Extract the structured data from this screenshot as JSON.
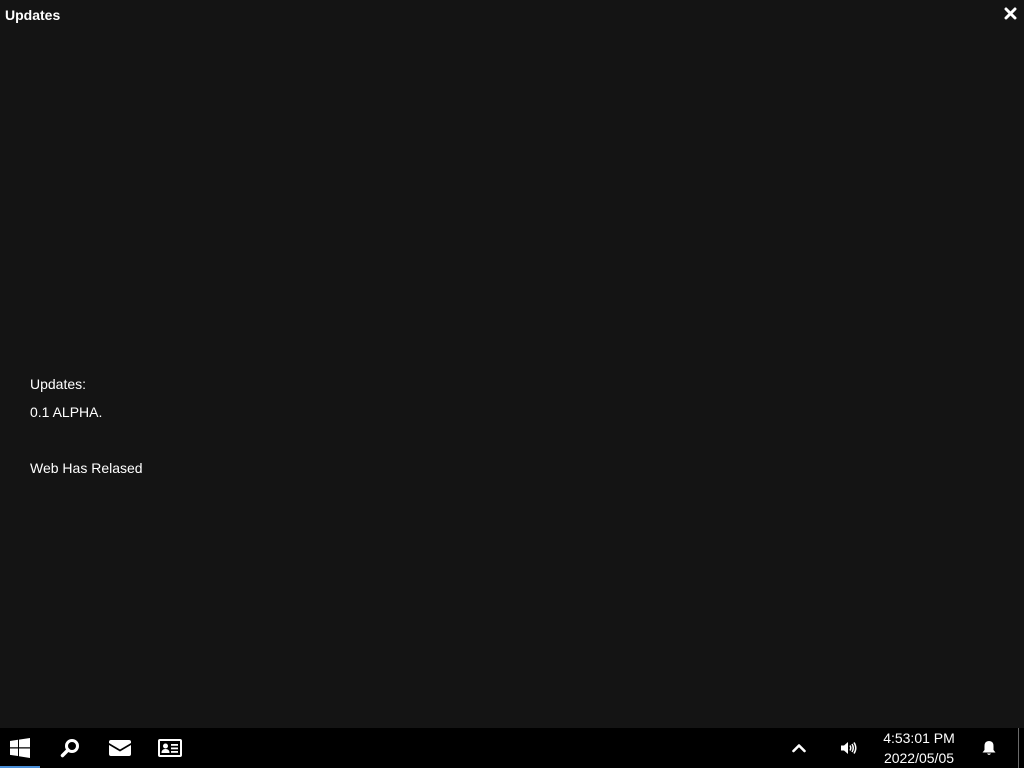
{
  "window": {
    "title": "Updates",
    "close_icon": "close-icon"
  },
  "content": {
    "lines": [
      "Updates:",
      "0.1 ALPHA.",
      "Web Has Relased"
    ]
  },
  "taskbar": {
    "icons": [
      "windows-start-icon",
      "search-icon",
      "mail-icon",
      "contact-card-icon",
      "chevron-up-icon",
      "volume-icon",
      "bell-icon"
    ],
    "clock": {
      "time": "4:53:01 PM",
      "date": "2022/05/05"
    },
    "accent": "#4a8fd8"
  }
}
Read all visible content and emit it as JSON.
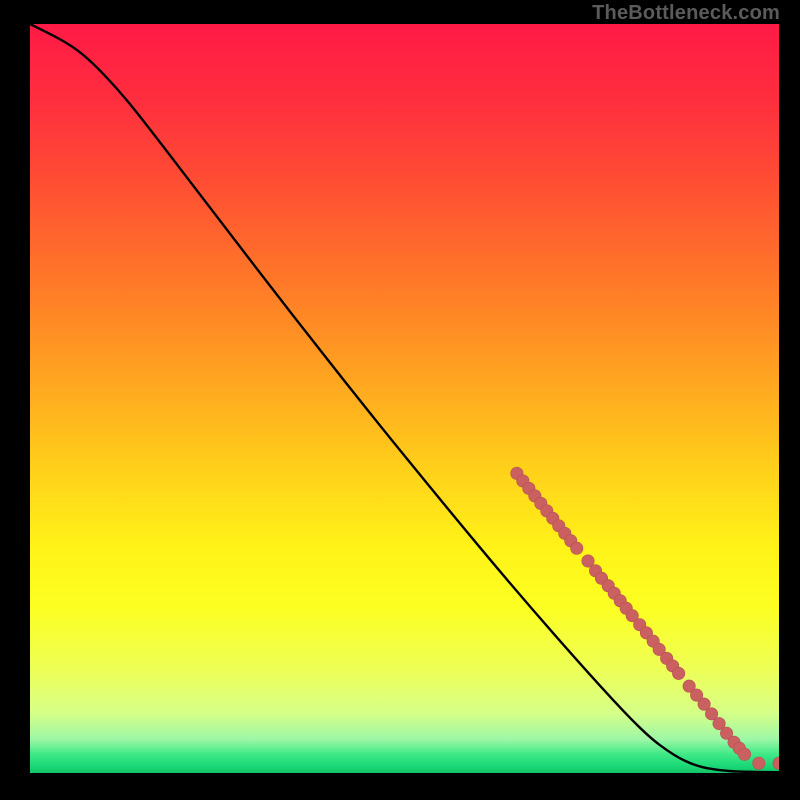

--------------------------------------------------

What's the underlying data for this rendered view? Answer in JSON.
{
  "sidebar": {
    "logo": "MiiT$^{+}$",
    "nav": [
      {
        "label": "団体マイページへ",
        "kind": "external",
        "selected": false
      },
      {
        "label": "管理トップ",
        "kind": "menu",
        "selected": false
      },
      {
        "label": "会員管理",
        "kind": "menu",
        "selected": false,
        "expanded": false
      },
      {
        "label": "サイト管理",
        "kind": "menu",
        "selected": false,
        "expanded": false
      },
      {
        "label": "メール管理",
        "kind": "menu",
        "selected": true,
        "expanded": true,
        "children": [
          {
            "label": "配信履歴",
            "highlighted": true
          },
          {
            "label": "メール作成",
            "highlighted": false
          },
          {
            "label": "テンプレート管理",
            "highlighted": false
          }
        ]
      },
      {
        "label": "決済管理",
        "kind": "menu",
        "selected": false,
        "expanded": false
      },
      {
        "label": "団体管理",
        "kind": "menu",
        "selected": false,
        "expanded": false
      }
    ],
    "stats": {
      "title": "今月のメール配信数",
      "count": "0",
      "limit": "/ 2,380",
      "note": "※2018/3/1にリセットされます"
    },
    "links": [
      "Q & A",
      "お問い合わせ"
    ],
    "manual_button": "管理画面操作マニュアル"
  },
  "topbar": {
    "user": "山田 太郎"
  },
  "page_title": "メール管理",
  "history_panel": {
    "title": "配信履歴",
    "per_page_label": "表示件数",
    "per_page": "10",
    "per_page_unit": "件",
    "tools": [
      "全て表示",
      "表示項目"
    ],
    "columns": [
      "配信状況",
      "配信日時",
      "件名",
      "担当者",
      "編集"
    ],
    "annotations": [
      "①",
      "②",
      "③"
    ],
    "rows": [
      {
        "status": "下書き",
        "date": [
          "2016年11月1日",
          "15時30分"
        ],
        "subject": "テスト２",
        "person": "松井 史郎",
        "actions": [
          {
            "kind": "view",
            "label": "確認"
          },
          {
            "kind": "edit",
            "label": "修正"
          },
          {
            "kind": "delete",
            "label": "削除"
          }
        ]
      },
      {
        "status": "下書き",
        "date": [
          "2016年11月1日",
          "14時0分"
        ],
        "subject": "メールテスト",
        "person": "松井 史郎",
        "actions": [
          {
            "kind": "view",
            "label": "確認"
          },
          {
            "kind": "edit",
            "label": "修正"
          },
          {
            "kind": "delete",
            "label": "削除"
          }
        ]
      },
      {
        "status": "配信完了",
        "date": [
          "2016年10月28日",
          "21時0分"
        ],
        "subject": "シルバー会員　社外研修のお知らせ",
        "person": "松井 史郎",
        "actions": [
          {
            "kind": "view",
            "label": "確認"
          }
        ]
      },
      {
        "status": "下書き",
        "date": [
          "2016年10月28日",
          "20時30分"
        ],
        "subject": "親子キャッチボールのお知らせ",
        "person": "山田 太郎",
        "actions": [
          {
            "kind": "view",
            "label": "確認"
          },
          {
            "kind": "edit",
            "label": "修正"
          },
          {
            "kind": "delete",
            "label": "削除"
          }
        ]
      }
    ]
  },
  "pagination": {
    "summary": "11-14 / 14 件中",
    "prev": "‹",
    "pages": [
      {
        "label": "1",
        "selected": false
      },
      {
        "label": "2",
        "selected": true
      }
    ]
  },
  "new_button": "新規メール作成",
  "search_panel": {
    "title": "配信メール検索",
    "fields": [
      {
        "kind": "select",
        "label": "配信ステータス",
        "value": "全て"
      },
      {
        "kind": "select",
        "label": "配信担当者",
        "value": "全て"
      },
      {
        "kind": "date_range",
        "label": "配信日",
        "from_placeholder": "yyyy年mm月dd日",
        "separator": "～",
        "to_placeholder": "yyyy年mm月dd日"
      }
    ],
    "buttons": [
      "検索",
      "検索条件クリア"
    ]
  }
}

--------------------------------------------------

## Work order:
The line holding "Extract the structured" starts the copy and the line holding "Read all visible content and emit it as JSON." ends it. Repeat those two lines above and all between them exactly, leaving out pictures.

## Response to this exercise:
Extract the structured data from this screenshot as JSON.
{
  "window": {
    "title": "Updates",
    "close_icon": "close-icon"
  },
  "content": {
    "lines": [
      "Updates:",
      "0.1 ALPHA.",
      "Web Has Relased"
    ]
  },
  "taskbar": {
    "icons": [
      "windows-start-icon",
      "search-icon",
      "mail-icon",
      "contact-card-icon",
      "chevron-up-icon",
      "volume-icon",
      "bell-icon"
    ],
    "clock": {
      "time": "4:53:01 PM",
      "date": "2022/05/05"
    },
    "accent": "#4a8fd8"
  }
}
Read all visible content and emit it as JSON.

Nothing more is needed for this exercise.